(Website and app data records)
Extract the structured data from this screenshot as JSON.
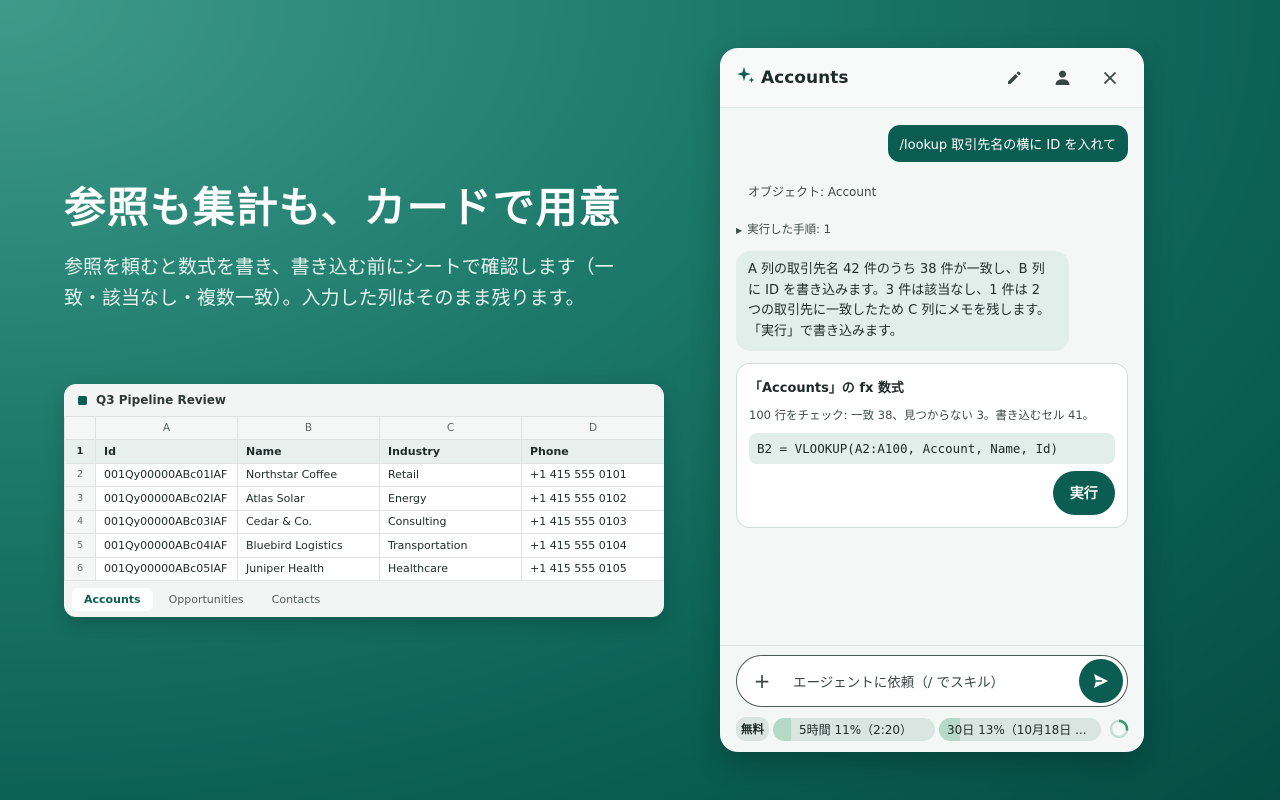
{
  "hero": {
    "title": "参照も集計も、カードで用意",
    "subtitle": "参照を頼むと数式を書き、書き込む前にシートで確認します（一致・該当なし・複数一致）。入力した列はそのまま残ります。"
  },
  "sheet": {
    "title": "Q3 Pipeline Review",
    "columns": [
      "A",
      "B",
      "C",
      "D"
    ],
    "header_row_num": "1",
    "headers": [
      "Id",
      "Name",
      "Industry",
      "Phone"
    ],
    "rows": [
      {
        "num": "2",
        "cells": [
          "001Qy00000ABc01IAF",
          "Northstar Coffee",
          "Retail",
          "+1 415 555 0101"
        ]
      },
      {
        "num": "3",
        "cells": [
          "001Qy00000ABc02IAF",
          "Atlas Solar",
          "Energy",
          "+1 415 555 0102"
        ]
      },
      {
        "num": "4",
        "cells": [
          "001Qy00000ABc03IAF",
          "Cedar & Co.",
          "Consulting",
          "+1 415 555 0103"
        ]
      },
      {
        "num": "5",
        "cells": [
          "001Qy00000ABc04IAF",
          "Bluebird Logistics",
          "Transportation",
          "+1 415 555 0104"
        ]
      },
      {
        "num": "6",
        "cells": [
          "001Qy00000ABc05IAF",
          "Juniper Health",
          "Healthcare",
          "+1 415 555 0105"
        ]
      }
    ],
    "tabs": [
      "Accounts",
      "Opportunities",
      "Contacts"
    ]
  },
  "panel": {
    "title": "Accounts",
    "icons": [
      "sparkle-icon",
      "pencil-icon",
      "user-icon",
      "close-icon"
    ],
    "user_message": "/lookup 取引先名の横に ID を入れて",
    "object_meta": "オブジェクト: Account",
    "steps_label": "実行した手順: 1",
    "bot_message": "A 列の取引先名 42 件のうち 38 件が一致し、B 列に ID を書き込みます。3 件は該当なし、1 件は 2 つの取引先に一致したため C 列にメモを残します。「実行」で書き込みます。",
    "card": {
      "title": "「Accounts」の fx 数式",
      "description": "100 行をチェック: 一致 38、見つからない 3。書き込むセル 41。",
      "formula": "B2 = VLOOKUP(A2:A100, Account, Name, Id)",
      "run_label": "実行"
    },
    "input_placeholder": "エージェントに依頼（/ でスキル）",
    "usage": {
      "plan": "無料",
      "five_hour": {
        "label": "5時間 11%（2:20）",
        "percent": 11
      },
      "thirty_day": {
        "label": "30日 13%（10月18日 ...",
        "percent": 13
      }
    },
    "colors": {
      "accent": "#0b5d52",
      "bubble": "#e2eeea"
    }
  }
}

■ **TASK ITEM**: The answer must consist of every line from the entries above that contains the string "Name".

■ **TASK RESULT**:
      "Name",
      "formula": "B2 = VLOOKUP(A2:A100, Account, Name, Id)",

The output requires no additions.